If that’s not you, let me offer you a small region near the capital Reykjavik that’s interesting enough to experience.
Reykjavik itself, in my opinion, isn’t at all the most interesting place in Iceland. Sure, it’s nice to see a capital with so few people and there are few interesting buildings and parks to check. That’s almost all you could do there however so don’t plan for more than a couple of days.
Do: walk around the sea, view the Opera, check some museums. Eat some hot-dogs, it’s the cheapest food you can find outside.
Don’t do the mistake to spend your whole time in Iceland only in Reykjavik. Even if you are on a thin budget, there are few nice places around to visit.
Here I want to give you some advice about the bus system in this part of Iceland. The buses are divided by zones, and Zone 1 covers the whole city plus Kopavogur and (I think) going to Hafnarfjordur. The ticket is a bit expensive (euro 2) but it’s valid for given time. During this time you can catch more buses with the same ticket. You can buy tickets from the driver but only if you have the exact amount, as they have no change.

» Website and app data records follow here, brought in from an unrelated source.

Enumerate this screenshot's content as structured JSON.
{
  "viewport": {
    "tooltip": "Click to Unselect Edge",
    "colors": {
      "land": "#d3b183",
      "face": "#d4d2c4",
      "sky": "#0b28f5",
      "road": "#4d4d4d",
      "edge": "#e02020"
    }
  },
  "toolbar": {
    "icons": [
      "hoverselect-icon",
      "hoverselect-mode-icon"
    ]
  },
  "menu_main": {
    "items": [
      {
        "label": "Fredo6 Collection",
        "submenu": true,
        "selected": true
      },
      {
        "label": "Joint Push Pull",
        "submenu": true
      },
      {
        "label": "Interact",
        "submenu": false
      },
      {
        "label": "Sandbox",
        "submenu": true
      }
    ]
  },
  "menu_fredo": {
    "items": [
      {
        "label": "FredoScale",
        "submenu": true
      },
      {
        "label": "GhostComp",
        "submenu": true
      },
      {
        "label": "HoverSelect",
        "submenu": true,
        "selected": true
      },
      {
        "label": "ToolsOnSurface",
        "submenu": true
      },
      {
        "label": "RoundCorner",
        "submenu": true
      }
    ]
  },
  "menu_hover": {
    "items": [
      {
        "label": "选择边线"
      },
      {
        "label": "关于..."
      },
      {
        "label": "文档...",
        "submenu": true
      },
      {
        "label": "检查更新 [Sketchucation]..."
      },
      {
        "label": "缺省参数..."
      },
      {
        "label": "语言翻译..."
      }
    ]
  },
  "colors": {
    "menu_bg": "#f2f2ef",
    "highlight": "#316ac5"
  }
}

If you buy tickets for Zone 2 or Zone 3 (like the case with going to Hveragerdi), have in mind that you can also use these tickets for Zone 1. They are usually valid for at least 2 hours, so that’s a good way to save some cash. Tickets for zone 3 are around euro 6.
Hafnarfjordur is a very nice small town 10km away of Reykjavik. I highly recommend you to visit it. You will see real Nordic houses, nice empty streets, and the nature much closely than in the capital.
Do visit the museum, it’s free and very nice. Get a city guide from your hotel or hostel, there are surprisingly many interesting landmarks in the city.
Speaking about hostels, I recommend you to stay in the town instead of Reykjavik. We did so and saved quite a lot of money. We used this hostel, I recommend it fully.
There are not many supermarkets in Hafnarfjordur – one small is in the mall, and a bigger one is at North on the way to Reykjavik.
Hveragerdi is a little town 40km away of Reykjavik. While in the capital you should go to Mjodd bus station and get the bus from there. You need tickets for Zone 3. There are buses each 1-2 hours going to Hveragerdi.
Do visit the geysir park and try the bread made on geysir heat there. It tastes great. Later you can buy almost the same bread from supermarkets in Reykjavik.
The town is really small and you can easily go out in the wild to see some more geisyrs, horse farms, abandoned barns, camping site and more.
This is actually the town where the Iceland international airport is – it’s not in Reykjavik. As there are no buses who go to Keflavik from the airport, most visitors miss to visit this nice port town. I recommend you not to skip it. You can get a bus from Reykjavik BSI bus station and go to Keflavik.
What we did was to spend the last night in Kevlaink, in the B&B Guesthouse and they offer free airport transfer, so it was perfect. It’s not as cheap as the Hafnarfjordur hostel, but its location is great and they offer bread, butter, milk, tea, etc all the time for free.
Do: enjoy walking on the path near the sea, see the old abandoned ships, drink some polar beer.
So here you go, four towns, each with its own character, and all that on really low budget. It’s hard to beat this experience in Iceland.